Fred Ong:
You remember the San Francisco Earthquake. All the immigrant paper was destroyed. So, boy, these Chinese people, they all have sons; all of a sudden you hear them, "Wait, I got a son in China . You don't have no record to prove he's not." so that's when a lot of them come over at that time claiming that. Then immigration got wise of them, say, "boy, that's too many people coming in, you know? We have no records." so they just make it harder and harder for them to come through. So that's always been a sore spot for the Chinese people.

Narrator:
Several Arizona Chinese families were founded by Paper Sons. D.H. Toy is one example.

Shirley Toy Tung:
He was only 15 when he came, first came. And so he said he had several brothers here. And so he bought -- he had bought papers, and that's how we have the name of "Toy," rather than "Kwan," which is really our surname.

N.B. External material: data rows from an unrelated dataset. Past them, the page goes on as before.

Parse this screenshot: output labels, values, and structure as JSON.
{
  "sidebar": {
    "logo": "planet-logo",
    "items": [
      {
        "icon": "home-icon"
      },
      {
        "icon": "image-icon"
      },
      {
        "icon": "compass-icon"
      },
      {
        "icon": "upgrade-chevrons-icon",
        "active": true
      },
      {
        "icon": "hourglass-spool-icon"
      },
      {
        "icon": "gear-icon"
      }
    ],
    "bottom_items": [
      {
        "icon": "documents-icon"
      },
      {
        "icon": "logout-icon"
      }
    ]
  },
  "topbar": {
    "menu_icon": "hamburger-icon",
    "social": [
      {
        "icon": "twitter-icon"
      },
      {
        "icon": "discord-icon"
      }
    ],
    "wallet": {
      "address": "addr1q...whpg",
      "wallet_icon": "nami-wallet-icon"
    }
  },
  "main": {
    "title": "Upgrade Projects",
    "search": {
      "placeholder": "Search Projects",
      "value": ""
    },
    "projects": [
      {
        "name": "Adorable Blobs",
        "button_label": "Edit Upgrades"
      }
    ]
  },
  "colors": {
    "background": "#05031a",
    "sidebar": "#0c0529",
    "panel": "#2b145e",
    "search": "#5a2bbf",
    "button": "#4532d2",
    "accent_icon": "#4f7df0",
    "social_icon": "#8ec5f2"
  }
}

Bob Yen:
The first person on my father's side of the family was his father. So my grandfather, his name was Harry Yen. His Chinese name, I think is Ong Hep Lo. And you can tell already that the family name is different. He had a family name of "Ong." we are actually Ongs. Unfortunately, my grandfather's father was not in the United States . My grandfather therefore took the name of a distant family member, a Mr. Yuen, Y-U-E-N, took those papers, these false papers, came to the United Sates as the son of this merchant, Mr. Yuen. He came here when he was 17 years old in 1915, just three years after Arizona Statehood. And the story that he told me about his migration was that he got on a sailing ship, it was a 30-day journey at the time to come here. And he landed in San Francisco , at Angel Island . He joined his brother -- we always called him Uncle Sing -- who lived in Glendale at the time and who had a grocery store there. He said that Phoenix in 1915 was a different place than what we know now. There were no air conditioning units, no evaporative coolers, and his first impression of Phoenix on stepping off the train was this was like hell. [ chuckles ]